For Collecting and Correspondence: Sloane’s Papers and Scientific Networks Further details are available on the School of History, King’s College London website, informal inquiries should be made to Dr Anne Goldgar (anne.goldgar@kcl.ac.uk) and applications should be made to Kings College London.

For Putting Nature in a Box: Sloane’s Vegetable Substances Further details on the project and how to apply are available on the School of Geography, Queen Mary University of London, website. Informal inquiries should be made to Professor Miles Ogborn (m.j.ogborn@qmul.ac.uk) and applications should be made to Queen Mary University of London.

Could reading Harry Potter help scientists cure the common cold?

Could reading Harry Potter help science find a cure for the common cold, or studying Jane Austen make someone a contender for a Nobel Prize for physics? New research examining the influence literature has upon the work of scientists may soon help provide answers to such questions.

Launched in May 2012, What Scientists Read is an innovative project that sets out to discover if reading certain literature might influence a scientist's career path, or even impact the research scientists undertake. As part of the project, the researchers — from the ESRC Genomics Policy and Research Forum, and the Universities of Glasgow and St Andrews — are seeking volunteers from the scientific community across Central Scotland to be interviewed about their reading habits. The research team is also encouraging scientists from across the globe to visit the project's website to share information on their favourite reading matter, and how this influences their work.

The project is keen to hear from any scientists from Central Scotland who are willing to be interviewed about their reading habits. Scientists from across the globe are also invited to feed into the research by visiting the What Scientists Read website www.whatscientistsread.com, and contributing to the discussion by answering a brief series of questions.

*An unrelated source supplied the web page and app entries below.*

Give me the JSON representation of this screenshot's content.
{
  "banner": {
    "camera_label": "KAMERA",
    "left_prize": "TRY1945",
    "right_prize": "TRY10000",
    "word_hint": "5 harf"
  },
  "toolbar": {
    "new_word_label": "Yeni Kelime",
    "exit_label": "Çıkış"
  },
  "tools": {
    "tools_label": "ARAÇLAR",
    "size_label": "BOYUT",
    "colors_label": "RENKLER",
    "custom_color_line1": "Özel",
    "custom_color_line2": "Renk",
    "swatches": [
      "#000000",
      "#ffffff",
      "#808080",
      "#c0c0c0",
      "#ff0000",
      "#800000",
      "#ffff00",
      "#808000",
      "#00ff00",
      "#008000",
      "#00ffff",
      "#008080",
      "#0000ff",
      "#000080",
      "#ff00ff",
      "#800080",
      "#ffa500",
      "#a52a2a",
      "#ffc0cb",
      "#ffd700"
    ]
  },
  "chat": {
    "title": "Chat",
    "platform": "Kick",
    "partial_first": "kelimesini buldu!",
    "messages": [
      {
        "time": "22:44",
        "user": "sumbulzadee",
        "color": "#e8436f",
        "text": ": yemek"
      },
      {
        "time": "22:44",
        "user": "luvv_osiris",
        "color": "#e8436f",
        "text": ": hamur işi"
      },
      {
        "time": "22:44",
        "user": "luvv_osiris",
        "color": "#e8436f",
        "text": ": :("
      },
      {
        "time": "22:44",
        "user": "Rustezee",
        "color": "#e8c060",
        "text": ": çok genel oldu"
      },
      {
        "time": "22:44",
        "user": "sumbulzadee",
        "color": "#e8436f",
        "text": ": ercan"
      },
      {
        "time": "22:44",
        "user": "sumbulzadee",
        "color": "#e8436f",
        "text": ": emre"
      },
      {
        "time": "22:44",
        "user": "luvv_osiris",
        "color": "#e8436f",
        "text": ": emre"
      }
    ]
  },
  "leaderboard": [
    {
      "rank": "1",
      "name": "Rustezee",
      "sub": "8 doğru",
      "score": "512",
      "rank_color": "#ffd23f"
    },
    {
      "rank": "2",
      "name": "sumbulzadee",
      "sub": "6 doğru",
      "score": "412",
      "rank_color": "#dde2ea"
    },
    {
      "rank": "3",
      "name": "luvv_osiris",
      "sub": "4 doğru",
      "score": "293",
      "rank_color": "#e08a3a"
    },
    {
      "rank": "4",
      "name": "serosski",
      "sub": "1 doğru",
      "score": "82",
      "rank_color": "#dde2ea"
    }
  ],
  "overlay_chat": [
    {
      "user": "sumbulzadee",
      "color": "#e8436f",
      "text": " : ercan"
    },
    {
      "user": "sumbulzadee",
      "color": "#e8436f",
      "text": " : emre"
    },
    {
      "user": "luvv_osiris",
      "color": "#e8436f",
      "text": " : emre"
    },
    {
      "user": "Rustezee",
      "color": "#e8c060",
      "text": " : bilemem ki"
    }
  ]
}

What Scientists Read is funded through a Scottish Crucible Project Grant. Additional funding for What Scientists Read is provided by the ESRC Genomics Policy and Research Forum. The project is supported by the Universities of Edinburgh, St Andrews and Glasgow.

For further details visit www.whatscientistsread.com or contact Dr Sarah Dillon, University of St Andrews.